My dad stopped loving the Blackhawks — and rightfully so, as the team was bleeding talent and Mr. Wirtz wasn’t doing anything to keep the team together — around the time Philadelphia had their resurgence with the Legion of Doom, but I didn’t and I still haven’t. There’s no doubt that Chelios was a big part of that.

Every day when I came home from school, my dad, the ultimate ball buster, would tell me Chelios had been traded. Every day, a new team. Every trade, for a worse package. If you asked me during those five minutes a day, I would have at least justified that maybe the Blackhawks really needed the bag of pucks they got from Buffalo in exchange for my favourite number seven. But, one day, it actually happened, and I remember wanting to cry.

How could they trade the captain? Didn’t they know he was the best player on the team? But, maybe most importantly at that time, how could they do this to me?

I’ve always had a bad memory, it’s just one of those things. I mix up my parents’ birthdays, I can’t remember what happened a week ago, and details of events get fuzzy if I don’t make a point of recalling them on a regular basis. But I remember going into my bedroom after Chelios was traded to Detroit, and I remember thinking that I had to change my allegiance. I couldn’t love the player and hate the team. I couldn’t cheer for the Blackhawks to beat up on the Red Wings if it meant Chelios wouldn’t win.

Eventually, I got past the idea of being a Red Wings fan. I don’t know how, or why, or what made me realize being a Blackhawks fan was OK in the face of Chelios not suiting up for his hometown team.

It was a joy to watch Chelios lift the Cup twice with Detroit. I wanted so badly for him to win the Norris in 2001-02, only for him to lose it to teammate and legend Nicklas Lidstrom. And it hurt to watch the replay of his career ending on a giveaway in his own zone while playing for the AHL’s Chicago Wolves.

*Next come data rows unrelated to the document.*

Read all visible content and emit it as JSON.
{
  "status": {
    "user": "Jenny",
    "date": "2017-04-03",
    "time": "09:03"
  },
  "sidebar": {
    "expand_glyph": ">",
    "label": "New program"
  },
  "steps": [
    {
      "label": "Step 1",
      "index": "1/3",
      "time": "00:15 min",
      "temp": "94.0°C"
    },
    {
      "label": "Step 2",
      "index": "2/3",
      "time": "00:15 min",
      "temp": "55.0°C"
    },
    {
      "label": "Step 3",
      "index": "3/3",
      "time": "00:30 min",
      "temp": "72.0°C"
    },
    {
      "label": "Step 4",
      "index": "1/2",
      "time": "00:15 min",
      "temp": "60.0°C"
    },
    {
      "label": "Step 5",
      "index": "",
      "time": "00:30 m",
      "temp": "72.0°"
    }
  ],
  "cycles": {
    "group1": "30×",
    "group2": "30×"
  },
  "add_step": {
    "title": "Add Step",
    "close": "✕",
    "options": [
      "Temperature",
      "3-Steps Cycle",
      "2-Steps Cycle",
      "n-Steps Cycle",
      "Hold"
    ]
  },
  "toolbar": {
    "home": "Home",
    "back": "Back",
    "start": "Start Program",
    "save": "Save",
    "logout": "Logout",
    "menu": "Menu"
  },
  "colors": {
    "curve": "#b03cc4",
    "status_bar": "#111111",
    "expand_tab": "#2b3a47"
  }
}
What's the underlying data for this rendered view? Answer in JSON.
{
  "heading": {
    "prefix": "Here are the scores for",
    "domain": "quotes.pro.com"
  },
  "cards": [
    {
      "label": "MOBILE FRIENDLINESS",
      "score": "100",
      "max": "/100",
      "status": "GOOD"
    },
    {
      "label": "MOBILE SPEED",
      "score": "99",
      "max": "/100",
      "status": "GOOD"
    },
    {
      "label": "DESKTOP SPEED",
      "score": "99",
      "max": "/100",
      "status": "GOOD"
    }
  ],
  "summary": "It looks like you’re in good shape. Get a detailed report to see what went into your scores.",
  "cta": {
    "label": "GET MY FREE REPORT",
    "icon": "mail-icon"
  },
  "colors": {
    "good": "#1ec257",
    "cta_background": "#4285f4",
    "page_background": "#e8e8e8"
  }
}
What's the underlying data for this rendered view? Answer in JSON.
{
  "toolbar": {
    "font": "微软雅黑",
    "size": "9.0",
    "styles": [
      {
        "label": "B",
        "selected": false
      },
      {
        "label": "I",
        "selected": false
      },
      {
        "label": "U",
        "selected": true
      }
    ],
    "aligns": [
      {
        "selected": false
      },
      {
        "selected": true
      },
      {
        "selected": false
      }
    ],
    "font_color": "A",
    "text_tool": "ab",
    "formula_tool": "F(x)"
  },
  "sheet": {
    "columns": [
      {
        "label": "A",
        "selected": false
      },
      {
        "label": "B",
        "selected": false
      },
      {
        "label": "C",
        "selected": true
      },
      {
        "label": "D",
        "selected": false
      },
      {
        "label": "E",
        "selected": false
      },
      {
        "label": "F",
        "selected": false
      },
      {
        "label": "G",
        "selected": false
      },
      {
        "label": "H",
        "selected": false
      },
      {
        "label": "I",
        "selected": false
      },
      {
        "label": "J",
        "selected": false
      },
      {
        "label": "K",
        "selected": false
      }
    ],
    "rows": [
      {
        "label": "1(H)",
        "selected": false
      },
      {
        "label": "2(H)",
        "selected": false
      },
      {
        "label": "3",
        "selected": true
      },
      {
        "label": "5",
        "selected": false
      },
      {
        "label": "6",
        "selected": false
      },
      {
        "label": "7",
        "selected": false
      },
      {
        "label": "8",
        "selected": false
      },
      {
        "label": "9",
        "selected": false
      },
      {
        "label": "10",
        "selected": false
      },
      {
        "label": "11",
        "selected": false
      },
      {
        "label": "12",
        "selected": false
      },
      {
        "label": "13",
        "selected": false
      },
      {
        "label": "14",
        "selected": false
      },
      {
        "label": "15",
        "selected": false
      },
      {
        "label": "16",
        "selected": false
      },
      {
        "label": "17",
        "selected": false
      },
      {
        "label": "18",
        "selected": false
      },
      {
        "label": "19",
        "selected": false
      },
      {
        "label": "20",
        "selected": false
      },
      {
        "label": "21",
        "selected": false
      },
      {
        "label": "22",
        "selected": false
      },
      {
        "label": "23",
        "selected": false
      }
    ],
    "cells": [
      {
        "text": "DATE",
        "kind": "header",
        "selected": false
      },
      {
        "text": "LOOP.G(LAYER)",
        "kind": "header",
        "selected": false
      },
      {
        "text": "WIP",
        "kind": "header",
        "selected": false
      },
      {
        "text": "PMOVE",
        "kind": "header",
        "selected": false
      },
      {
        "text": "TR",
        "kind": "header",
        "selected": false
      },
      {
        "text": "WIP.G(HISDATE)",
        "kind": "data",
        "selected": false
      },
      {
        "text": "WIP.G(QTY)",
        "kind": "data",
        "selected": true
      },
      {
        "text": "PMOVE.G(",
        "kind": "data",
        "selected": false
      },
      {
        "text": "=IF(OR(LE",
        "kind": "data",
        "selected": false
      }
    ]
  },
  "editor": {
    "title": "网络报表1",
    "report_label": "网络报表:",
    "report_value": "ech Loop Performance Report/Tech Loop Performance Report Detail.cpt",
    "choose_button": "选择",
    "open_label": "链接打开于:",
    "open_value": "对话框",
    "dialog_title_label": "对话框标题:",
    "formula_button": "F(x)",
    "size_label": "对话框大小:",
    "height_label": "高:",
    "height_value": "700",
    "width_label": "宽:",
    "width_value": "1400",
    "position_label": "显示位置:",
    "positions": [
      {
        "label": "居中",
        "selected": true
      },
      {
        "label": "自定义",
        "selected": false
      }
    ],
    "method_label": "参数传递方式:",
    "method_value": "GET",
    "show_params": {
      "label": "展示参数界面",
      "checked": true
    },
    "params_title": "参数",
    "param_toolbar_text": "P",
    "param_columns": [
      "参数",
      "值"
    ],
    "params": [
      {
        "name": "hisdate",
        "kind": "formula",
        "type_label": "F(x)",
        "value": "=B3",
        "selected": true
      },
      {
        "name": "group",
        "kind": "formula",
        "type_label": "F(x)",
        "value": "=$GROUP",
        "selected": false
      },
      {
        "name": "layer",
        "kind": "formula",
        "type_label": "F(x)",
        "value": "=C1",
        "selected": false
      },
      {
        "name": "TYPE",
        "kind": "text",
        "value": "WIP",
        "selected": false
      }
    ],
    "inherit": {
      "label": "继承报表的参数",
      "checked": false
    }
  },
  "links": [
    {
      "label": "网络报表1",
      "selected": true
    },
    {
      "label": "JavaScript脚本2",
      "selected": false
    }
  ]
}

Last night, when Chelios gave his Hall of Fame induction speech, it felt like one of those big milestones in the life of a hockey fan. Chris Chelios is the first player that I really loved who has made it into the Hall. Every ounce of my NHL fandom can be tied back to Chris Chelios, and my dad pointing me in his direction.

Congratulations, Cheli.